    Hi Olu, its been a while! In Zambia I met a couple of British psychologists who’ve been living, teaching and conducting research there for over 30 years, namely Alan Haworth and Robert Serpell. Moreover I actually shared a house in Lusaka with a retired British psychiatrist who’s now setting up one of the first Masters programme in Lusaka at the University of Zambia.

  • Gil

    Hi, I am the Psychiatrist Solange refers to. I am part of a team which has set up and is running a training course in Psychiatry – it’s not a single person operation.
    There is a considerable amount of Psychological research going on in Africa. For example much of the non-clinical part of HIV research is being carried out by Health Psychologists (although they may title themselves differently) and Neuropsychologists. Much anthropological work has is also strongly influenced by psychology theory.

  • Thanks Solange and Gil for your comments. It is good to hear about these, and I would be interested in learning more about the substance of the research the psychologists are doing – out of sheer intellectual curiosity, which is where the blogpost came from in the first instance. Maybe, as Gil suggested, I should look at health-related research.

    I know that some anthropologists are doing cognitive stuffs, but I am yet to meet or hear of any working in Africa.

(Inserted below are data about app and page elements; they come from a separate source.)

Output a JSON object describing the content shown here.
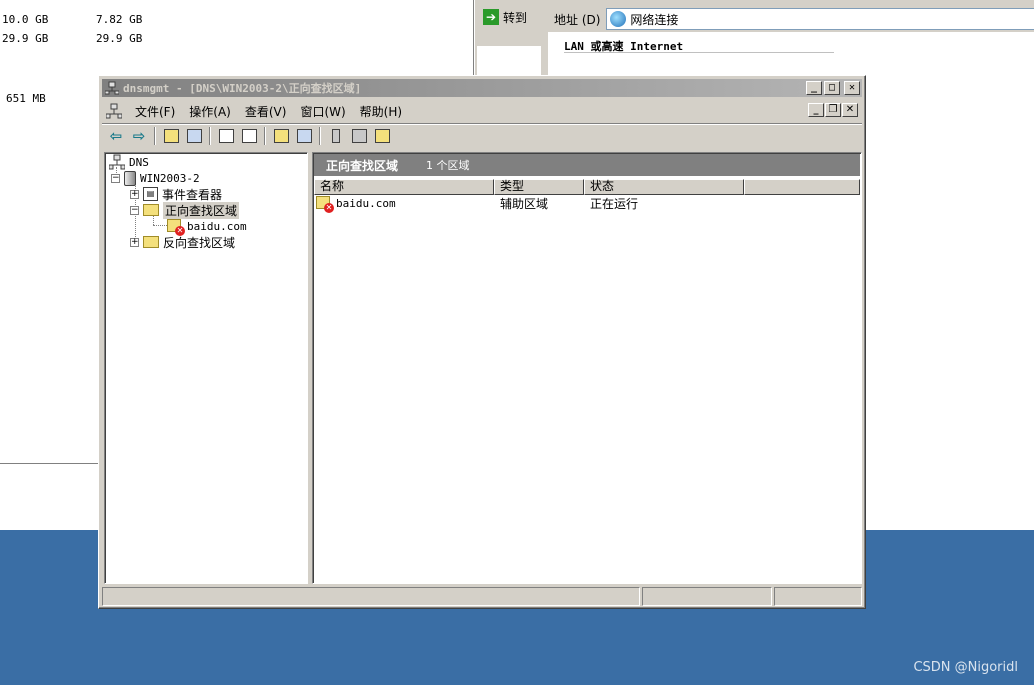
{
  "background": {
    "disk_rows": [
      {
        "col1": "10.0 GB",
        "col2": "7.82 GB"
      },
      {
        "col1": "29.9 GB",
        "col2": "29.9 GB"
      }
    ],
    "memory_value": "651 MB",
    "goto_label": "转到",
    "address_label": "地址 (D)",
    "address_value": "网络连接",
    "lan_heading": "LAN 或高速 Internet"
  },
  "window": {
    "title": "dnsmgmt - [DNS\\WIN2003-2\\正向查找区域]",
    "menu": [
      "文件(F)",
      "操作(A)",
      "查看(V)",
      "窗口(W)",
      "帮助(H)"
    ]
  },
  "tree": {
    "root": "DNS",
    "server": "WIN2003-2",
    "event_viewer": "事件查看器",
    "forward_zones": "正向查找区域",
    "zone_item": "baidu.com",
    "reverse_zones": "反向查找区域"
  },
  "details": {
    "header_title": "正向查找区域",
    "header_count": "1 个区域",
    "columns": [
      "名称",
      "类型",
      "状态"
    ],
    "rows": [
      {
        "name": "baidu.com",
        "type": "辅助区域",
        "status": "正在运行"
      }
    ]
  },
  "watermark": "CSDN @Nigoridl"
}
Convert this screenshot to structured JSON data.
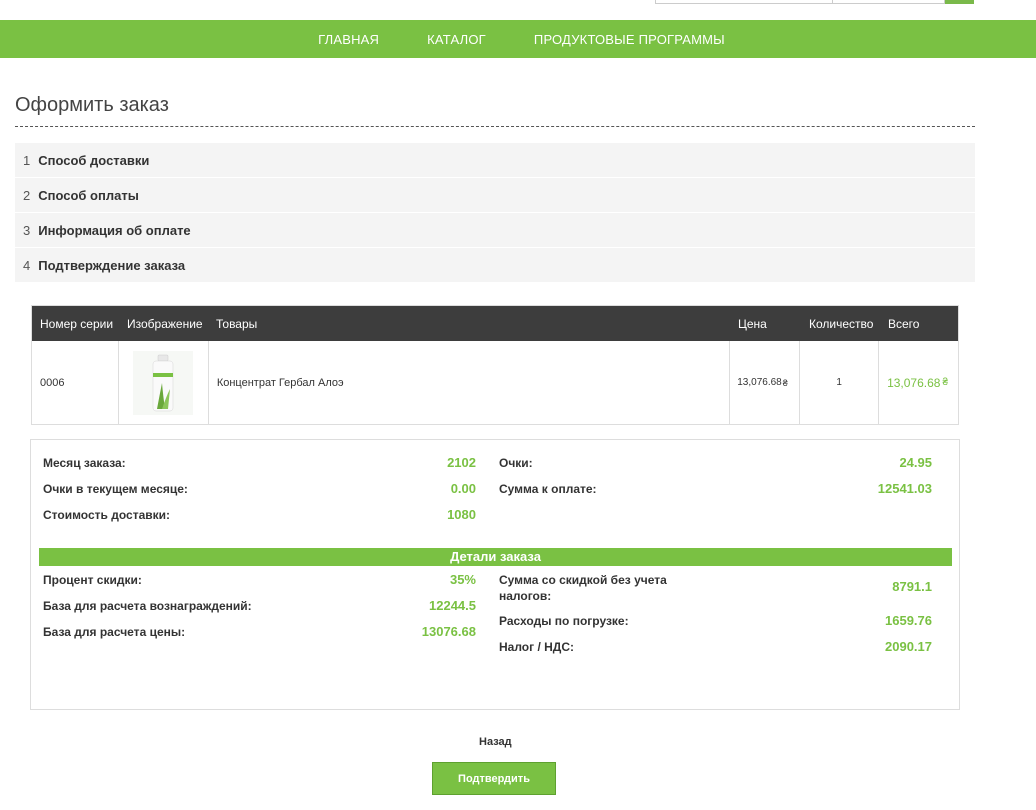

  • Thanks for the post, Olu. I, too, have wondered about state of psychiatric research in Africa as well. I have been hard-pressed to find a post-graduate residency program (in the US) that demonstrates an interest in international psychiatry. I was under the impression that the state of psychiatric research in Africa is primarily limited to epidemiological studies and calls for renewed attention to this field in public health discourse (like for example in the Lancet series on global mental health – which I believe was spearheaded by Dr. Vikram Patel who seems to be the go-to person in the field). Anything outside of this, I believed the anthropologists had it covered.